Record excerpts Block Start

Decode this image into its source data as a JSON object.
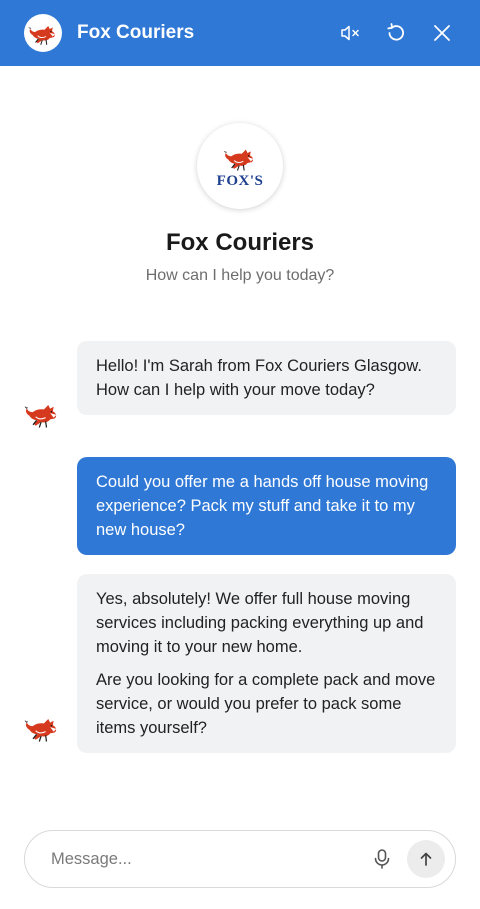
{
  "header": {
    "title": "Fox Couriers",
    "avatar_icon": "fox-logo-icon",
    "mute_icon": "speaker-mute-icon",
    "restart_icon": "restart-icon",
    "close_icon": "close-icon",
    "bg_color": "#2f78d6"
  },
  "intro": {
    "logo_text": "FOX'S",
    "title": "Fox Couriers",
    "subtitle": "How can I help you today?"
  },
  "messages": [
    {
      "role": "bot",
      "paragraphs": [
        "Hello! I'm Sarah from Fox Couriers Glasgow. How can I help with your move today?"
      ]
    },
    {
      "role": "user",
      "paragraphs": [
        "Could you offer me a hands off house moving experience? Pack my stuff and take it to my new house?"
      ]
    },
    {
      "role": "bot",
      "paragraphs": [
        "Yes, absolutely! We offer full house moving services including packing everything up and moving it to your new home.",
        "Are you looking for a complete pack and move service, or would you prefer to pack some items yourself?"
      ]
    }
  ],
  "composer": {
    "placeholder": "Message...",
    "value": "",
    "mic_icon": "microphone-icon",
    "send_icon": "send-arrow-icon"
  },
  "colors": {
    "accent": "#2f78d6",
    "bot_bubble": "#f1f2f3",
    "fox_red": "#d63a1e"
  }
}
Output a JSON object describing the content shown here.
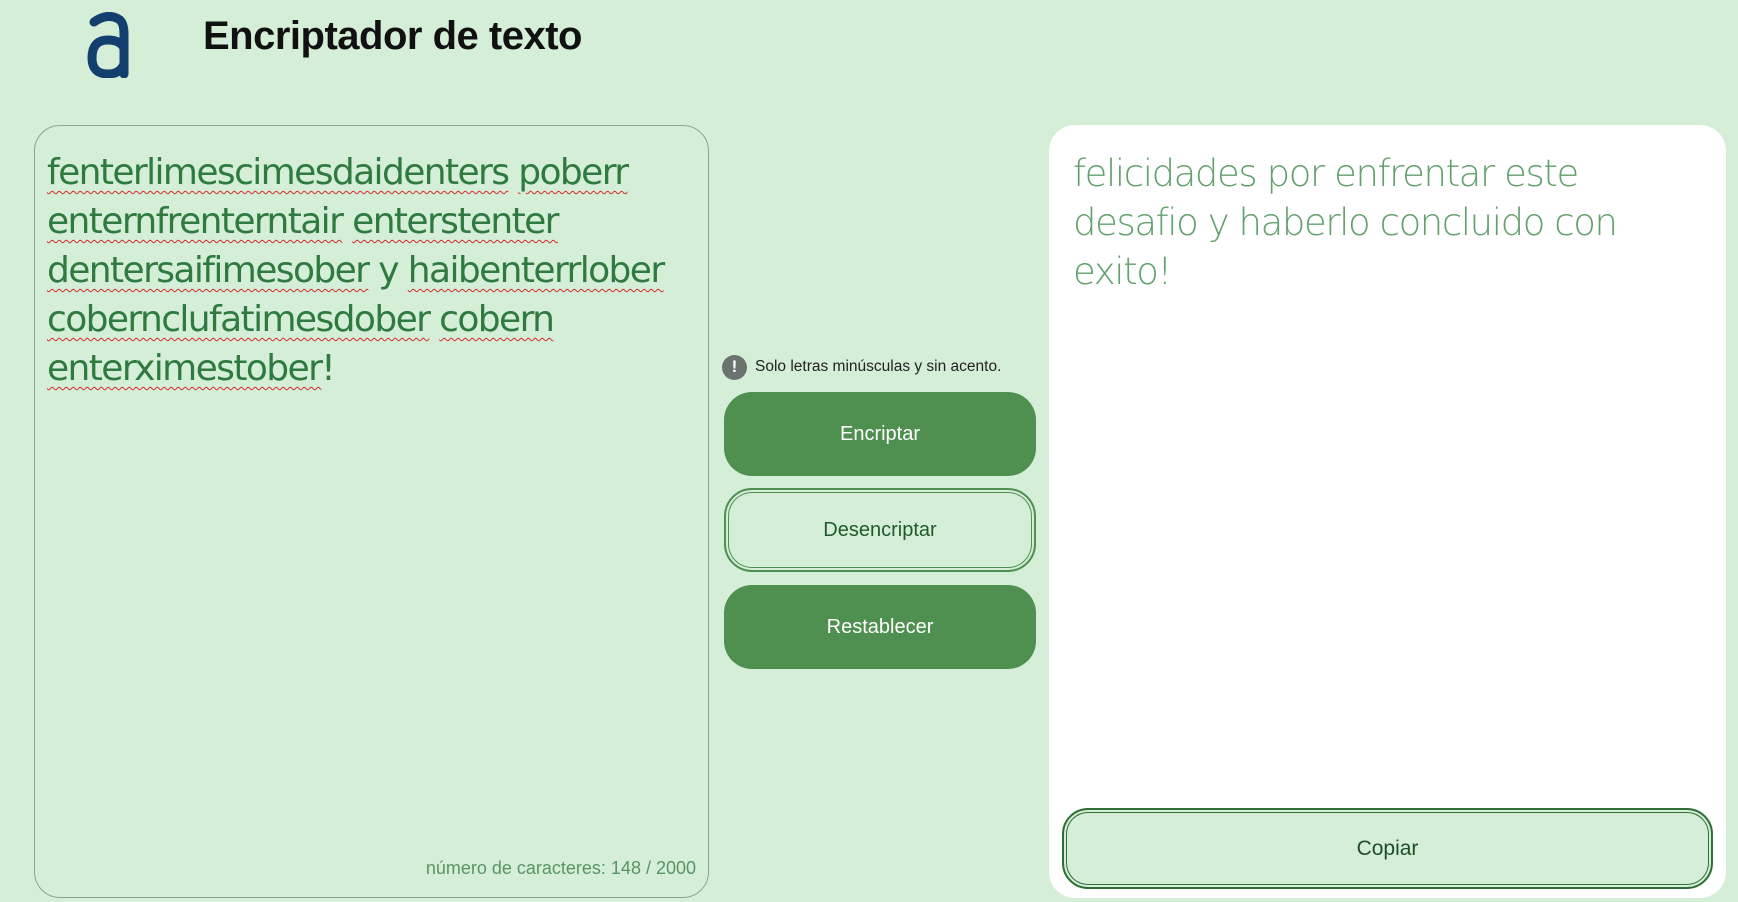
{
  "header": {
    "logo_icon": "letter-a-logo",
    "title": "Encriptador de texto"
  },
  "input": {
    "lines": [
      [
        {
          "t": "fenterlimescimesdaidenters",
          "err": true
        },
        {
          "t": " ",
          "err": false
        },
        {
          "t": "poberr",
          "err": true
        }
      ],
      [
        {
          "t": "enternfrenterntair",
          "err": true
        },
        {
          "t": " ",
          "err": false
        },
        {
          "t": "enterstenter",
          "err": true
        }
      ],
      [
        {
          "t": "dentersaifimesober",
          "err": true
        },
        {
          "t": " y ",
          "err": false
        },
        {
          "t": "haibenterrlober",
          "err": true
        }
      ],
      [
        {
          "t": "cobernclufatimesdober",
          "err": true
        },
        {
          "t": " ",
          "err": false
        },
        {
          "t": "cobern",
          "err": true
        }
      ],
      [
        {
          "t": "enterximestober",
          "err": true
        },
        {
          "t": "!",
          "err": false
        }
      ]
    ],
    "char_count": "número de caracteres: 148 / 2000"
  },
  "controls": {
    "hint_icon": "exclamation-circle-icon",
    "hint_text": "Solo letras minúsculas y sin acento.",
    "encrypt_label": "Encriptar",
    "decrypt_label": "Desencriptar",
    "reset_label": "Restablecer"
  },
  "output": {
    "text": "felicidades por enfrentar este desafio y haberlo concluido con exito!",
    "copy_label": "Copiar"
  },
  "colors": {
    "background": "#d5eed8",
    "primary": "#4f8f50",
    "output_text": "#62a06c",
    "input_text": "#2f7a40"
  }
}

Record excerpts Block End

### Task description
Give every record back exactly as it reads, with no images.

### Answer to this exercise
Decode this image into its source data as a JSON object.
{
  "header": {
    "title": "Fox Couriers",
    "avatar_icon": "fox-logo-icon",
    "mute_icon": "speaker-mute-icon",
    "restart_icon": "restart-icon",
    "close_icon": "close-icon",
    "bg_color": "#2f78d6"
  },
  "intro": {
    "logo_text": "FOX'S",
    "title": "Fox Couriers",
    "subtitle": "How can I help you today?"
  },
  "messages": [
    {
      "role": "bot",
      "paragraphs": [
        "Hello! I'm Sarah from Fox Couriers Glasgow. How can I help with your move today?"
      ]
    },
    {
      "role": "user",
      "paragraphs": [
        "Could you offer me a hands off house moving experience? Pack my stuff and take it to my new house?"
      ]
    },
    {
      "role": "bot",
      "paragraphs": [
        "Yes, absolutely! We offer full house moving services including packing everything up and moving it to your new home.",
        "Are you looking for a complete pack and move service, or would you prefer to pack some items yourself?"
      ]
    }
  ],
  "composer": {
    "placeholder": "Message...",
    "value": "",
    "mic_icon": "microphone-icon",
    "send_icon": "send-arrow-icon"
  },
  "colors": {
    "accent": "#2f78d6",
    "bot_bubble": "#f1f2f3",
    "fox_red": "#d63a1e"
  }
}
Output a JSON object describing the content shown here.
{
  "header": {
    "logo_icon": "letter-a-logo",
    "title": "Encriptador de texto"
  },
  "input": {
    "lines": [
      [
        {
          "t": "fenterlimescimesdaidenters",
          "err": true
        },
        {
          "t": " ",
          "err": false
        },
        {
          "t": "poberr",
          "err": true
        }
      ],
      [
        {
          "t": "enternfrenterntair",
          "err": true
        },
        {
          "t": " ",
          "err": false
        },
        {
          "t": "enterstenter",
          "err": true
        }
      ],
      [
        {
          "t": "dentersaifimesober",
          "err": true
        },
        {
          "t": " y ",
          "err": false
        },
        {
          "t": "haibenterrlober",
          "err": true
        }
      ],
      [
        {
          "t": "cobernclufatimesdober",
          "err": true
        },
        {
          "t": " ",
          "err": false
        },
        {
          "t": "cobern",
          "err": true
        }
      ],
      [
        {
          "t": "enterximestober",
          "err": true
        },
        {
          "t": "!",
          "err": false
        }
      ]
    ],
    "char_count": "número de caracteres: 148 / 2000"
  },
  "controls": {
    "hint_icon": "exclamation-circle-icon",
    "hint_text": "Solo letras minúsculas y sin acento.",
    "encrypt_label": "Encriptar",
    "decrypt_label": "Desencriptar",
    "reset_label": "Restablecer"
  },
  "output": {
    "text": "felicidades por enfrentar este desafio y haberlo concluido con exito!",
    "copy_label": "Copiar"
  },
  "colors": {
    "background": "#d5eed8",
    "primary": "#4f8f50",
    "output_text": "#62a06c",
    "input_text": "#2f7a40"
  }
}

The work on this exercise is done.